Your objective:
Each record below must be returned exactly as shown.

Exercise data:
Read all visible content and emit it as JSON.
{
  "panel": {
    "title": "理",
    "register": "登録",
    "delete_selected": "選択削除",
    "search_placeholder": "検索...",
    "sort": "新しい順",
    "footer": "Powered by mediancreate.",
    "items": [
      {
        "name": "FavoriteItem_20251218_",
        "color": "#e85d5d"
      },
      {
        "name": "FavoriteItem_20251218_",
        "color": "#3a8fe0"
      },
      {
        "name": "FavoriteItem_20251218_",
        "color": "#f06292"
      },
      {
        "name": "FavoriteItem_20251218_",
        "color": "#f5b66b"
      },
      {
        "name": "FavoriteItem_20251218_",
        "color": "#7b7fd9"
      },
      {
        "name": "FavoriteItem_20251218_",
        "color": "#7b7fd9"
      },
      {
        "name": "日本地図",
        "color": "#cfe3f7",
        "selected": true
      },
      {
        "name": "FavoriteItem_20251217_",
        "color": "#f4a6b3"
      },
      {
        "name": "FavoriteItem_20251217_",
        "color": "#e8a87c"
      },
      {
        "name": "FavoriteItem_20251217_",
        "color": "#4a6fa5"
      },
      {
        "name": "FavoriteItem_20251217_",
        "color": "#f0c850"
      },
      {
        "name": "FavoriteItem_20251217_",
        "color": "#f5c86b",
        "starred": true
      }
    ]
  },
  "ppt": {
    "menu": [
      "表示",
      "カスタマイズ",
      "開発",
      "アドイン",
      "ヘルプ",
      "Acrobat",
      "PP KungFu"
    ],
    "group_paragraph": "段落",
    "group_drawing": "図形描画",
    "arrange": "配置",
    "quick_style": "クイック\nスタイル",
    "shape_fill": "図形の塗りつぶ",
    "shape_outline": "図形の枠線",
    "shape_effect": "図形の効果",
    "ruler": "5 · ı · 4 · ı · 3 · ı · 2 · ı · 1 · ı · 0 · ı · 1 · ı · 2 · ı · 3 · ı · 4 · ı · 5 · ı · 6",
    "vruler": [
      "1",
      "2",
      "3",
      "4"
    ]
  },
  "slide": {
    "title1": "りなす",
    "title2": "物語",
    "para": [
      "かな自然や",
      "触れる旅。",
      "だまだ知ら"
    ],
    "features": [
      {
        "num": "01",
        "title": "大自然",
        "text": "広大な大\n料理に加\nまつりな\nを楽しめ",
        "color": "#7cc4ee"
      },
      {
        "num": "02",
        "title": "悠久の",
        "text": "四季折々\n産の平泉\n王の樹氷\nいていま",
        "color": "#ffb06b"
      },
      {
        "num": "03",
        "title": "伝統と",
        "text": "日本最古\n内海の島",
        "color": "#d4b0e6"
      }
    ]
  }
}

Written solution:
Read all visible content and emit it as JSON.
{
  "panel": {
    "title": "理",
    "register": "登録",
    "delete_selected": "選択削除",
    "search_placeholder": "検索...",
    "sort": "新しい順",
    "footer": "Powered by mediancreate.",
    "items": [
      {
        "name": "FavoriteItem_20251218_",
        "color": "#e85d5d"
      },
      {
        "name": "FavoriteItem_20251218_",
        "color": "#3a8fe0"
      },
      {
        "name": "FavoriteItem_20251218_",
        "color": "#f06292"
      },
      {
        "name": "FavoriteItem_20251218_",
        "color": "#f5b66b"
      },
      {
        "name": "FavoriteItem_20251218_",
        "color": "#7b7fd9"
      },
      {
        "name": "FavoriteItem_20251218_",
        "color": "#7b7fd9"
      },
      {
        "name": "日本地図",
        "color": "#cfe3f7",
        "selected": true
      },
      {
        "name": "FavoriteItem_20251217_",
        "color": "#f4a6b3"
      },
      {
        "name": "FavoriteItem_20251217_",
        "color": "#e8a87c"
      },
      {
        "name": "FavoriteItem_20251217_",
        "color": "#4a6fa5"
      },
      {
        "name": "FavoriteItem_20251217_",
        "color": "#f0c850"
      },
      {
        "name": "FavoriteItem_20251217_",
        "color": "#f5c86b",
        "starred": true
      }
    ]
  },
  "ppt": {
    "menu": [
      "表示",
      "カスタマイズ",
      "開発",
      "アドイン",
      "ヘルプ",
      "Acrobat",
      "PP KungFu"
    ],
    "group_paragraph": "段落",
    "group_drawing": "図形描画",
    "arrange": "配置",
    "quick_style": "クイック\nスタイル",
    "shape_fill": "図形の塗りつぶ",
    "shape_outline": "図形の枠線",
    "shape_effect": "図形の効果",
    "ruler": "5 · ı · 4 · ı · 3 · ı · 2 · ı · 1 · ı · 0 · ı · 1 · ı · 2 · ı · 3 · ı · 4 · ı · 5 · ı · 6",
    "vruler": [
      "1",
      "2",
      "3",
      "4"
    ]
  },
  "slide": {
    "title1": "りなす",
    "title2": "物語",
    "para": [
      "かな自然や",
      "触れる旅。",
      "だまだ知ら"
    ],
    "features": [
      {
        "num": "01",
        "title": "大自然",
        "text": "広大な大\n料理に加\nまつりな\nを楽しめ",
        "color": "#7cc4ee"
      },
      {
        "num": "02",
        "title": "悠久の",
        "text": "四季折々\n産の平泉\n王の樹氷\nいていま",
        "color": "#ffb06b"
      },
      {
        "num": "03",
        "title": "伝統と",
        "text": "日本最古\n内海の島",
        "color": "#d4b0e6"
      }
    ]
  }
}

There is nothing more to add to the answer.